Argyle’s incomparably smaller battles against dissolution and disappearance were also won years ago; the wars are long since over; it is now time to win the peace. For the Pilgrims to progress, the bad experiences of the past should be consigned to the history books, to be remembered – never forgotten – but not recalled endlessly. Just as the incomparable second world war leader Winston Churchill was obliged to pass the baton to Attlee when conflict ceased, so Argyle’s focus has shifted from the off-field past to the on-field present.  The fight is now with Derek Adams and his players on Wembley’s famous lush grass.  

Today is the day.

When Derek became Chief Pilgrim on June 11 last year, his brief was to manage the club, not just the first-team. Had he not been so instructed, he would have done that anyway. It is in his DNA.

Those of us who have had the privilege of working closely with the gaffer can appreciate his attention to detail; his awareness; his almost fastidious planning; his concerns, not just towards those in his direct charge, but to everyone and every aspect of life at the Theatre of Greens. 

It has served Argyle well. He has created a bond that runs through Home Park like the word ‘Plymouth’ in a stick of Barbican rock, from his office to the ever faithful Mark on the top gate. He has taken the unity forged in the heat of the battles against closure and dragged it forward. There is no looking back now.

The club was unable to stage a screening of today’s match at Home Park because all of its staff will be at Wembley. Everyone, whatever their job description, has been drawn together by the man at the top and made to feel part an important part of the club, part of the occasion. If we win, if the lump returns, it will not be because of not being paid five long years ago but because there will be a feeling, a belief, that a small, but significant, part was played in this season’s success.

Different sport, different country, and pure fiction, but Al Pacino’s dressing-room Inch by Inch speech in the film Any Given Sunday nailed a lot of truths.

“You gotta look at the guy next to you. Look into his eyes...You are going to see a guy who will sacrifice himself for this team because he knows, when it comes down to it, you are gonna do the same thing for him.

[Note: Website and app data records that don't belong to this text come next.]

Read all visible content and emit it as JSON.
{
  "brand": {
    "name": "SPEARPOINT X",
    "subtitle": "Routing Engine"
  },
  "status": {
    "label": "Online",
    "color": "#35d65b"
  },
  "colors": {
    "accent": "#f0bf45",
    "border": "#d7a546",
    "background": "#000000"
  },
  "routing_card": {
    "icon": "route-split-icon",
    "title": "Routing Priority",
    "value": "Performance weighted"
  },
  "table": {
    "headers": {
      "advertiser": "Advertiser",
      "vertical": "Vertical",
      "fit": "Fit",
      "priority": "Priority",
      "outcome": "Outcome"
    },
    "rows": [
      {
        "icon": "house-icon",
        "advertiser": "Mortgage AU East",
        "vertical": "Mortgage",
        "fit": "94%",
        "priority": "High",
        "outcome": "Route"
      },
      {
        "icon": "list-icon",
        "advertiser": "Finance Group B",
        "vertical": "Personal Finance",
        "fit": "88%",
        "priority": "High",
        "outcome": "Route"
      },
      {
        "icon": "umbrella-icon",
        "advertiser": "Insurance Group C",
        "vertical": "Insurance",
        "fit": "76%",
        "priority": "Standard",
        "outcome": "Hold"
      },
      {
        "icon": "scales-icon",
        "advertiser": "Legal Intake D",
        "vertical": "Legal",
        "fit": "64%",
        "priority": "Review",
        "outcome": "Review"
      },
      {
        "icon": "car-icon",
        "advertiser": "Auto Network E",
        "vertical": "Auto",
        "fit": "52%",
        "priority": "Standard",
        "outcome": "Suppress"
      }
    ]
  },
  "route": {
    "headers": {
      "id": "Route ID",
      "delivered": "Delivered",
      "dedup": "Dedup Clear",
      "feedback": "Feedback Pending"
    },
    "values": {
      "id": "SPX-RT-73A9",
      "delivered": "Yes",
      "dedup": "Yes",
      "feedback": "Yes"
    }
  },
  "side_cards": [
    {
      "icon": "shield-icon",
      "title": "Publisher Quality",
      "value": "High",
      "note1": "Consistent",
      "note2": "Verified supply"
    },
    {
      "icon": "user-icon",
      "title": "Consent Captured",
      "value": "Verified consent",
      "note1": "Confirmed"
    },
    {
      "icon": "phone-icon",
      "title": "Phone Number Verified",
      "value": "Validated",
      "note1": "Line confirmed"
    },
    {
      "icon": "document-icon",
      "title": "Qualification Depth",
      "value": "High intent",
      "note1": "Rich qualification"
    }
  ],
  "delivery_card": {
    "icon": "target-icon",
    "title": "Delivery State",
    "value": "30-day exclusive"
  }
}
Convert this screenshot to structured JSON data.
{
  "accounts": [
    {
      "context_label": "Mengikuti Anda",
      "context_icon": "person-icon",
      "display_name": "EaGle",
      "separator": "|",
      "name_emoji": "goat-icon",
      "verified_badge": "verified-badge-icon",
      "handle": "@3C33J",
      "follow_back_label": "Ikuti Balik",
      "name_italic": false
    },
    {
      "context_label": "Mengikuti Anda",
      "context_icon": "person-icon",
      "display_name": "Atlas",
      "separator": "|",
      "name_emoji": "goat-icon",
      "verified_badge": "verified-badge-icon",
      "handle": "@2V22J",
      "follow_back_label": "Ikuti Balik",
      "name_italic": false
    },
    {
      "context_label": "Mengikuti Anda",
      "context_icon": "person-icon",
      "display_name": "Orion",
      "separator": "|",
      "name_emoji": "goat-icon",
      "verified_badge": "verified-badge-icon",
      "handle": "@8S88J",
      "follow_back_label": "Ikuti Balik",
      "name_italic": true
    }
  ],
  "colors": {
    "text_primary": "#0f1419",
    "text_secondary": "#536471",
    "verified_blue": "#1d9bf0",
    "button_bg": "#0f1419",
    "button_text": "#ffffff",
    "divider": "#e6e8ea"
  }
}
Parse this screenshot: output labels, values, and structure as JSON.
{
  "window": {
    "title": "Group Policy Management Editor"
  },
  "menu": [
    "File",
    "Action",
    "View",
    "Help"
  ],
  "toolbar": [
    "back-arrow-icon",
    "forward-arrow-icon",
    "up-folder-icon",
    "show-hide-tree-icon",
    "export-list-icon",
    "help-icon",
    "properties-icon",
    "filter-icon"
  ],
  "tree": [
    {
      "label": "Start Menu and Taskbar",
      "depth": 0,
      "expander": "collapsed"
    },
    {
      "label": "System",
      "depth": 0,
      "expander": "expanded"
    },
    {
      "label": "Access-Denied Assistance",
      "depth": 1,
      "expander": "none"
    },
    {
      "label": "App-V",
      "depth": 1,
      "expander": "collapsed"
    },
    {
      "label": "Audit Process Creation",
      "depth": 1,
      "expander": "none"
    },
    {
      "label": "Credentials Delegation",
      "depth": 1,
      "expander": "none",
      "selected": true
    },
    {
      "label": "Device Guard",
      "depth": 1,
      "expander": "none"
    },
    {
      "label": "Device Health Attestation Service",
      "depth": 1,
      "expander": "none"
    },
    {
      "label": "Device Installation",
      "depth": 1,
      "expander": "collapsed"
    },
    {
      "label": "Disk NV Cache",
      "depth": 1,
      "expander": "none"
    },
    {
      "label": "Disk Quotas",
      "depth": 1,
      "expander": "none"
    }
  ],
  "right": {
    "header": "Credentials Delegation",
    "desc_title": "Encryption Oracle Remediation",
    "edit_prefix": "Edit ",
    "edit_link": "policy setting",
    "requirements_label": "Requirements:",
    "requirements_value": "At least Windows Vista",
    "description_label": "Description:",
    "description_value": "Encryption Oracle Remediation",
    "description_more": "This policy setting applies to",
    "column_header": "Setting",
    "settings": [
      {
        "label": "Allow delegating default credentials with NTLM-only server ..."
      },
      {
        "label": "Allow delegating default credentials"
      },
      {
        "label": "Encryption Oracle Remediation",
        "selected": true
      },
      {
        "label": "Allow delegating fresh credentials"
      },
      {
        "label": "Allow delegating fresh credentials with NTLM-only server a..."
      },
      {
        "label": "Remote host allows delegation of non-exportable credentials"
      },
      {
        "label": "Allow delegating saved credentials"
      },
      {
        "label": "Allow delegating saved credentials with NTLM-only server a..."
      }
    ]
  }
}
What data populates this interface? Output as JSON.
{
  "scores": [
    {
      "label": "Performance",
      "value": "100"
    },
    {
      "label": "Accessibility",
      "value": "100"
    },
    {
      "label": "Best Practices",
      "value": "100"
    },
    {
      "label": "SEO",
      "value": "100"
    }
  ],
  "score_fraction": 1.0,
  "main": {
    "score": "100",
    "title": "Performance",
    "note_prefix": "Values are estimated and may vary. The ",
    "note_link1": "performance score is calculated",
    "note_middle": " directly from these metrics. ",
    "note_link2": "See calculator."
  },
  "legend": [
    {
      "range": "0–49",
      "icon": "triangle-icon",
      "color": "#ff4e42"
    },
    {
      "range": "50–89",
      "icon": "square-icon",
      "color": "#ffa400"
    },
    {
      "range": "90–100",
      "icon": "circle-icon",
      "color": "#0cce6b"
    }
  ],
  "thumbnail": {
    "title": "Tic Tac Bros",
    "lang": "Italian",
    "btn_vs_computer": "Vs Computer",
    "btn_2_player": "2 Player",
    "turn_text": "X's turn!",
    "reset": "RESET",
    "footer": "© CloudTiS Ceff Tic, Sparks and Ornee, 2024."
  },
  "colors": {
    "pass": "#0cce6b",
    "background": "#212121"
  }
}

“That's a team, gentlemen, and either we heal now, as a team, or we will die as individuals. That's football guys. That's all it is.”

Today, we are a team – players, staff, supporters; Plymothians; Westcountrymen and women; Pilgrims around the globe. Argyle United.

Today is the day.

Today is not about what happened five or 122 years ago or any of the highs and lows in between that help define our crazy world of football, with its arbitrary rules and arbitrary competitions.

Today is not about Bob Jack’s 1920s allstars; about the pre-Luggy Doldrums at the end of the old millennium; about Tommy in 1986 or Ronnie ten years later; or about what the Home Park staff did not get paid for.

Today is about new heroes, not past glories or old wounds.

Today is, to borrow from the cheesy student digs poster, the first day of the rest of our lives.

Today is about GC10’s sweet left foot; about Super Luke’s assured hands; about Nelse bringing the ball calmly out of defence.

Today is about Gregg chewing up Wembley’s green acre; about Carl and H taking no prisoners; about Gaz realising his boyhood dream of playing for Argyle at the Home of Football.

Today is about Harts heading every lofted ball; about Tanns getting his head down and gliding past opponents; about Jake and Kelv running the forward and defensive channels like they were born to do.

Today is about Reuben and Jammer impressing their awesome presence on the opposition; about Big Jord putting his body on the line yet again; and about young tyros Ben, Louis, Ty and Jordan hoping for the chance to become a hero before their time.

Today is about Derek, Brew and Wottsy urging, cajoling, bollocking from the Wembley touchline, knowing they will get a response from players proud to wear the shirt; and about the 35,000-strong Green Army cheering themselves to a standstill from the East end of the most famous stadium in world football.

Today is the day.